From Vulcano we crossed the narrow channel to Lipari, our plan was to paddle north along the west coast and return south down the east coast later in the week. It seemed like a good plan, which worked, although not in the way that we intended as it actually involved rapid disembarkation from a car ferry.
The channel across from Vulcano is only a few hundred metres wide but does require a degree of caution when crossing. It is regularly used by the high speed ferries which connect the various islands in the group. Both times we crossed we encountered ferries which necessitated in changes in direction. Approaching the south west corner of the island is like paddling onto the pages of a geography textbook. Caves, arches and stacks all positioned in the order, which is depicted in the diagrams shown in geography books.
There is one large beach on the west coast of the island, Spiaggia Valle Muria, with a small bar/cafe in a cave, which appears to have rather erratic opening times. The remainder of the coast is a playground for the sea kayaker. There were numerous geographical features waiting to be explored, which we took full advantage of, whilst en route to Salinas.
The east coast of Lipari, wasn’t necessarily on our agenda but a forecast of particularly strong winds encouraged us to book the ferry from Stromboli back to Vulcano.
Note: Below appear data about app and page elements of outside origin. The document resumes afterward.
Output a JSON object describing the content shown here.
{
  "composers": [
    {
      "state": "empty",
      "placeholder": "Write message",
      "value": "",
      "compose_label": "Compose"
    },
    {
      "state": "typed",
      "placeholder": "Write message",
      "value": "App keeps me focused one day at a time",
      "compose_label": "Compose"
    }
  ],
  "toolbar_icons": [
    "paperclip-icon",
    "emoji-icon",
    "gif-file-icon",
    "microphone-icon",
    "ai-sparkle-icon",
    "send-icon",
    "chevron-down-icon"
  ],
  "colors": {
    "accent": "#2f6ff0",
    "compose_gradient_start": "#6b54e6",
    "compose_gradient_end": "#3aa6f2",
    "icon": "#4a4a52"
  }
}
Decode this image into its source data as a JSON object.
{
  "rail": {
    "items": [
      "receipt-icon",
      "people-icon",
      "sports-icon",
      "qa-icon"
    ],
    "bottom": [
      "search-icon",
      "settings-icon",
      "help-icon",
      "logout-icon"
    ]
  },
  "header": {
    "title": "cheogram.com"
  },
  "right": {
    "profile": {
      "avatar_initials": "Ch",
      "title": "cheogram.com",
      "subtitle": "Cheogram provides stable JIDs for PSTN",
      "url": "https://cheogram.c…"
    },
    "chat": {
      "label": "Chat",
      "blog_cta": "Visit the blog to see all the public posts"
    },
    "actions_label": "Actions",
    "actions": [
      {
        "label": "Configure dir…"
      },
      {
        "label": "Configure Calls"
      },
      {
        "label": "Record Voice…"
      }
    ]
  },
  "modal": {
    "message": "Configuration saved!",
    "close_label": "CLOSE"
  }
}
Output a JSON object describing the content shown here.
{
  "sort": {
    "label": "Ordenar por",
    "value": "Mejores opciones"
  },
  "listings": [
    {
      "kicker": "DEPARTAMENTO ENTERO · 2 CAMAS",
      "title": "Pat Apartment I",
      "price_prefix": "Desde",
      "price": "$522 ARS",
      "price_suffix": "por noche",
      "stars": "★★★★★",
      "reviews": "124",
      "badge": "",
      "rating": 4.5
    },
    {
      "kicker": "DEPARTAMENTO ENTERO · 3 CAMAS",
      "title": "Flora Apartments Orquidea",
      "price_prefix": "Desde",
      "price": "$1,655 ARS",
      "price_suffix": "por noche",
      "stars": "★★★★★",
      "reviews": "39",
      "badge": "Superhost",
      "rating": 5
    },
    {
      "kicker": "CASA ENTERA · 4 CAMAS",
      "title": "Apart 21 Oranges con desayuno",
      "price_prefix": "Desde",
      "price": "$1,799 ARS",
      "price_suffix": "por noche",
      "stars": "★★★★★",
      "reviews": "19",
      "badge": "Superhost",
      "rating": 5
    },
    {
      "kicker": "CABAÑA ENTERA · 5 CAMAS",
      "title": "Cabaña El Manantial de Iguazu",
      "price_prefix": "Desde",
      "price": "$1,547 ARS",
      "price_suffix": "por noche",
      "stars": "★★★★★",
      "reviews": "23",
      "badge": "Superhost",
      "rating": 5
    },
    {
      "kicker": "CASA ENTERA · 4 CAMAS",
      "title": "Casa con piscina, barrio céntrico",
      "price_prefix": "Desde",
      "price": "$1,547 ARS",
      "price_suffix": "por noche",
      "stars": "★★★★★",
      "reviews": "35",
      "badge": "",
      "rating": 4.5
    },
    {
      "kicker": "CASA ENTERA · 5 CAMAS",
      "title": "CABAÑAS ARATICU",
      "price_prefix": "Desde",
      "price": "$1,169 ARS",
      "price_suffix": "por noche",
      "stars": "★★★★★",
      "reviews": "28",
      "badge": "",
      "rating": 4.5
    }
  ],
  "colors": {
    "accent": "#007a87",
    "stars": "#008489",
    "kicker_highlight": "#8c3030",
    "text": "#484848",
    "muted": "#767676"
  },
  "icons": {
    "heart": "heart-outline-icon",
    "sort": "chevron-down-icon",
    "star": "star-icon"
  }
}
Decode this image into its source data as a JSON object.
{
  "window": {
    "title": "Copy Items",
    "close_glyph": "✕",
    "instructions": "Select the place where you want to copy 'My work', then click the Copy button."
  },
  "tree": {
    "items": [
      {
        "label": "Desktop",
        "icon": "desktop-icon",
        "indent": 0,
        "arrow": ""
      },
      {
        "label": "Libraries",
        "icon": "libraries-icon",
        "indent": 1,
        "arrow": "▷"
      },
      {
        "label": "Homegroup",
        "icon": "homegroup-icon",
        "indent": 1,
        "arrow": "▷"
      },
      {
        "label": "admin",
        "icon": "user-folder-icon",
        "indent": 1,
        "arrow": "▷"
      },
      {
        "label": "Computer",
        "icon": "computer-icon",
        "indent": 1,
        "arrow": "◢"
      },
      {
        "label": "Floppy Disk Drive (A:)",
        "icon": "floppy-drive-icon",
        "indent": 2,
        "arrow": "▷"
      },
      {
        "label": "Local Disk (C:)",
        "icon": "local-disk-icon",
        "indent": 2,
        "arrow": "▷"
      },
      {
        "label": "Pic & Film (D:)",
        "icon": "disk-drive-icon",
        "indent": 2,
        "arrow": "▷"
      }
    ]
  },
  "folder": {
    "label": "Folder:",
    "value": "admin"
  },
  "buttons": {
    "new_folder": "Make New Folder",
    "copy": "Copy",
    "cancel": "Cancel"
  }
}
Unfortunately the wind was stronger than forecast, which prevented the ferry docking at Vulcano. Suddenly we were forced to abandon ship in Lipari Town.
Our unexpected arrival allowed us plenty of time to explore Lipari Town. It is the largest settlement in the Aeolian Islands. We were able to settle into our guest house, the Villa Rosa, a great find right on the waterfront. The citadel proved to be an essential visit. Walking around the narrow lanes and courtyards it was hard to imagine that Mussolini used the area to contain political prisoners.
The forecast for the following day was for lighter winds so we anticipated being able to paddle the east coast before crossing to Vulcano.